1-using a sanding screen (comes in a roll) sand the last inch of the pipe going around the pipe until bright copper.
2-using a wire brush that is the correct size for the pipe, clean the inside of the fittings by twisting back and forth for about 10 times.
3-Using flux and a small brush coat all surfaces
4-put all together
5-heat with propane torch from the bottom of the fitting. The heat will travel up and will also heat the pipe too. Move the flame around a little, don't just hold it in one place or you'll overheat.
6-touch the end of the solder (95-5) no lead please to the top side which is away from the heat. If it is hot enough the solder will melt and travel into the joint all the way around.
7-use a rag and CAREFULLY wipe the solder going around the pipe. The solder is HOT and will drip a bit so don't get burned. Don't use a wet rag. The water will turn to steam and burn.
Hope this helps!!
|There are several types of sillcock valves available.
Some areas require a vacuum break type that won't allow water to be sucked back into the system.
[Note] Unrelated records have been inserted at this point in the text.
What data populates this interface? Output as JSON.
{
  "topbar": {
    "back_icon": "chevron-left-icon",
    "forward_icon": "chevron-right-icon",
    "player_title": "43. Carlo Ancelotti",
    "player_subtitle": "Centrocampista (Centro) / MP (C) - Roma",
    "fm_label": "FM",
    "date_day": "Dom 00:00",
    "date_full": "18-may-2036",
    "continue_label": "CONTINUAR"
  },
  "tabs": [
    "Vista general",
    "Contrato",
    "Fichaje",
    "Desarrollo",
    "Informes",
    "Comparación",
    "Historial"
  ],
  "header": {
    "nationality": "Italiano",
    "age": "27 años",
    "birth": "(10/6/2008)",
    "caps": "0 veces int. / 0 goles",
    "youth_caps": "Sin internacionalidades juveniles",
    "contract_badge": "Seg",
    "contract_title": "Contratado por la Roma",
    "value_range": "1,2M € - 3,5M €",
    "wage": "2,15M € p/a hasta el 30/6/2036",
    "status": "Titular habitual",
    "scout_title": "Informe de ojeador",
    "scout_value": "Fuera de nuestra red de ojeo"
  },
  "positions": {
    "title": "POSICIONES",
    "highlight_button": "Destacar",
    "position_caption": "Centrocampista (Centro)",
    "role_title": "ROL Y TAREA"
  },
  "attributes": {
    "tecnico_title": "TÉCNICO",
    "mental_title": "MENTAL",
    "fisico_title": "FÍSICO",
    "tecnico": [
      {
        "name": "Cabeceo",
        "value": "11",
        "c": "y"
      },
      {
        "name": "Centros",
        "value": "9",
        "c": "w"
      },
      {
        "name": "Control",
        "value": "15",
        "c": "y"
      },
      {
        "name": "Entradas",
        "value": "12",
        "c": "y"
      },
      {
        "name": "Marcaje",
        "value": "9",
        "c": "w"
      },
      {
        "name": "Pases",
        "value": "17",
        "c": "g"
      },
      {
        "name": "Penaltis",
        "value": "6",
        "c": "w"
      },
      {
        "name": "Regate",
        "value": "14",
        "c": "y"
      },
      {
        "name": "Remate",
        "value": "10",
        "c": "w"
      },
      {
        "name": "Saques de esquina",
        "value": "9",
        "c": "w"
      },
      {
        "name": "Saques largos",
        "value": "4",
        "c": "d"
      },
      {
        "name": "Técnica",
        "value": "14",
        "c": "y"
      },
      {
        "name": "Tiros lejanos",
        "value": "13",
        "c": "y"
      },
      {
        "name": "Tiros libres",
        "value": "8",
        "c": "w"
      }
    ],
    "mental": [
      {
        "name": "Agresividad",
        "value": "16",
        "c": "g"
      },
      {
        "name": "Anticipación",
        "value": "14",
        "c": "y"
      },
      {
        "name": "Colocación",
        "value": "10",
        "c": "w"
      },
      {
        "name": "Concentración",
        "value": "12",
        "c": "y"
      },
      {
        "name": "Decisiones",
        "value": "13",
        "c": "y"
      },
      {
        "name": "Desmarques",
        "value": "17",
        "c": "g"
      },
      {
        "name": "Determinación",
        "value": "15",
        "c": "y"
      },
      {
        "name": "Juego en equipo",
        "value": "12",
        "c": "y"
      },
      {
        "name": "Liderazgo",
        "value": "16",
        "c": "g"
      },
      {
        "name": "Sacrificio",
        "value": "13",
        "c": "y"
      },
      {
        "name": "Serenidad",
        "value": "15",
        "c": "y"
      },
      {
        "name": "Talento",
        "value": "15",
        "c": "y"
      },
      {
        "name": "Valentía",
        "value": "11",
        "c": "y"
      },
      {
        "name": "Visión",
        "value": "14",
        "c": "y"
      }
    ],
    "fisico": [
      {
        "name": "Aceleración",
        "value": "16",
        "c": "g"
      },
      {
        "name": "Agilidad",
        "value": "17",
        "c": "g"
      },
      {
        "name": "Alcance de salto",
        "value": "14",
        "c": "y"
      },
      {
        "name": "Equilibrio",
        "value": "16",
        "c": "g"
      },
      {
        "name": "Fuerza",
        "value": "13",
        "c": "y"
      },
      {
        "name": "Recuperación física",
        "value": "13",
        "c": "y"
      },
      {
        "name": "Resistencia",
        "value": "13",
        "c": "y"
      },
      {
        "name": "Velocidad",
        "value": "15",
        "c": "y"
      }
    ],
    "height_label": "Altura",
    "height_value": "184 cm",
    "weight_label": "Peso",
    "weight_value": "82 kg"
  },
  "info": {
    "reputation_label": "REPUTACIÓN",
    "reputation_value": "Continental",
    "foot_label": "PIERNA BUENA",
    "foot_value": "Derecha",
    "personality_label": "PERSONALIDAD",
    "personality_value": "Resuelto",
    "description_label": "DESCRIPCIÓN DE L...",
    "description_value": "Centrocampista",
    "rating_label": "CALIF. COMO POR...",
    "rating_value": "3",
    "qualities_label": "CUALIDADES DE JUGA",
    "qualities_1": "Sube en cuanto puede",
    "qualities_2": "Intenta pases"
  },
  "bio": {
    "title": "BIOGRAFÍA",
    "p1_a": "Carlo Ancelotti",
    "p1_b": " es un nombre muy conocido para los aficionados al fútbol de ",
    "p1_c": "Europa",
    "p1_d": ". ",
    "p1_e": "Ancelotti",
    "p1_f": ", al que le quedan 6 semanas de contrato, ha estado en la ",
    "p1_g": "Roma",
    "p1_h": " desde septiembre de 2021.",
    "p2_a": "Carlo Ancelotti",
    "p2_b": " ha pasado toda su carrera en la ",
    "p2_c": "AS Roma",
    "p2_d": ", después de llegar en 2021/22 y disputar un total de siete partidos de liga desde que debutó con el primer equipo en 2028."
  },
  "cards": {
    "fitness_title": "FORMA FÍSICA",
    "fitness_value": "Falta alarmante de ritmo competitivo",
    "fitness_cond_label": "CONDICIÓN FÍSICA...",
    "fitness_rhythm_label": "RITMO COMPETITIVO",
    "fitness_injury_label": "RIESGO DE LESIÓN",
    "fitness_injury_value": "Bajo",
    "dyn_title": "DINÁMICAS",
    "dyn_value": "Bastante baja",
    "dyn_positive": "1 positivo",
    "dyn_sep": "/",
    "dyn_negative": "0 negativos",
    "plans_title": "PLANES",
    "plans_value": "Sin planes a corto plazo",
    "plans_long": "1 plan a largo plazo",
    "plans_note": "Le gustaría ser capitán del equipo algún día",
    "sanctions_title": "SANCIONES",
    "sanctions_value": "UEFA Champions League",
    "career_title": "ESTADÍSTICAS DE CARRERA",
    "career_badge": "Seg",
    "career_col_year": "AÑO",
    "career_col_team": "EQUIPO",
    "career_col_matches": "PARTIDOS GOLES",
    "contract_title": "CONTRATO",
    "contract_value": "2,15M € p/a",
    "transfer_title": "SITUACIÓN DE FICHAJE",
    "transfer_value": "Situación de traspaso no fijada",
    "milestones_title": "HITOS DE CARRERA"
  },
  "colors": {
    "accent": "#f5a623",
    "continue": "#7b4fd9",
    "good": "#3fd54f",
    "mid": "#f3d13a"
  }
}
Water is very powerful when it freezes. It can bend and break solid metal. So some areas would require a freeze resistant model. This has a 10" or longer body that protrudes into the house and the handle is the only part that is on the outside (well of course the part you attach the hose to is there too). The actual valve is 10" - 12" inside the house where there is heat in the winter so it shouldn't freeze.
If you use a regular inexpensive sillcock then you need a shut-off inside that has a little drain plug to bleed off the water between the shut-off and the exterior sillcock, so the water won't freeze inside the valve and split it open. That's always a nice surprise in the spring when you turn on the water to the sillcock for the first time and water is shooting everywhere inside the house!!
|In my last house the tap to the outside was leaking and I was going to fix it myself, but when trying to remove the broken faucet to replace it with a new one, I broke the pipe.